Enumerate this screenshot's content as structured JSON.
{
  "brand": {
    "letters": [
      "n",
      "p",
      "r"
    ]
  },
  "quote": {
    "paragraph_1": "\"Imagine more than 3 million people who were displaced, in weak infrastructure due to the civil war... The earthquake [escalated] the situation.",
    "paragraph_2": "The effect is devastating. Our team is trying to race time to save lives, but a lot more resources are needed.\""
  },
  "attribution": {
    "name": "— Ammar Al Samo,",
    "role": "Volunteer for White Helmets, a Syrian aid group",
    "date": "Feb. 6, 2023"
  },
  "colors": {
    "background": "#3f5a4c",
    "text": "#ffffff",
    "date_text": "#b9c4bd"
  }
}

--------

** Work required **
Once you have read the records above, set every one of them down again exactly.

** Exercise answer **
Enumerate this screenshot's content as structured JSON.
{
  "brand": {
    "letters": [
      "n",
      "p",
      "r"
    ]
  },
  "quote": {
    "paragraph_1": "\"Imagine more than 3 million people who were displaced, in weak infrastructure due to the civil war... The earthquake [escalated] the situation.",
    "paragraph_2": "The effect is devastating. Our team is trying to race time to save lives, but a lot more resources are needed.\""
  },
  "attribution": {
    "name": "— Ammar Al Samo,",
    "role": "Volunteer for White Helmets, a Syrian aid group",
    "date": "Feb. 6, 2023"
  },
  "colors": {
    "background": "#3f5a4c",
    "text": "#ffffff",
    "date_text": "#b9c4bd"
  }
}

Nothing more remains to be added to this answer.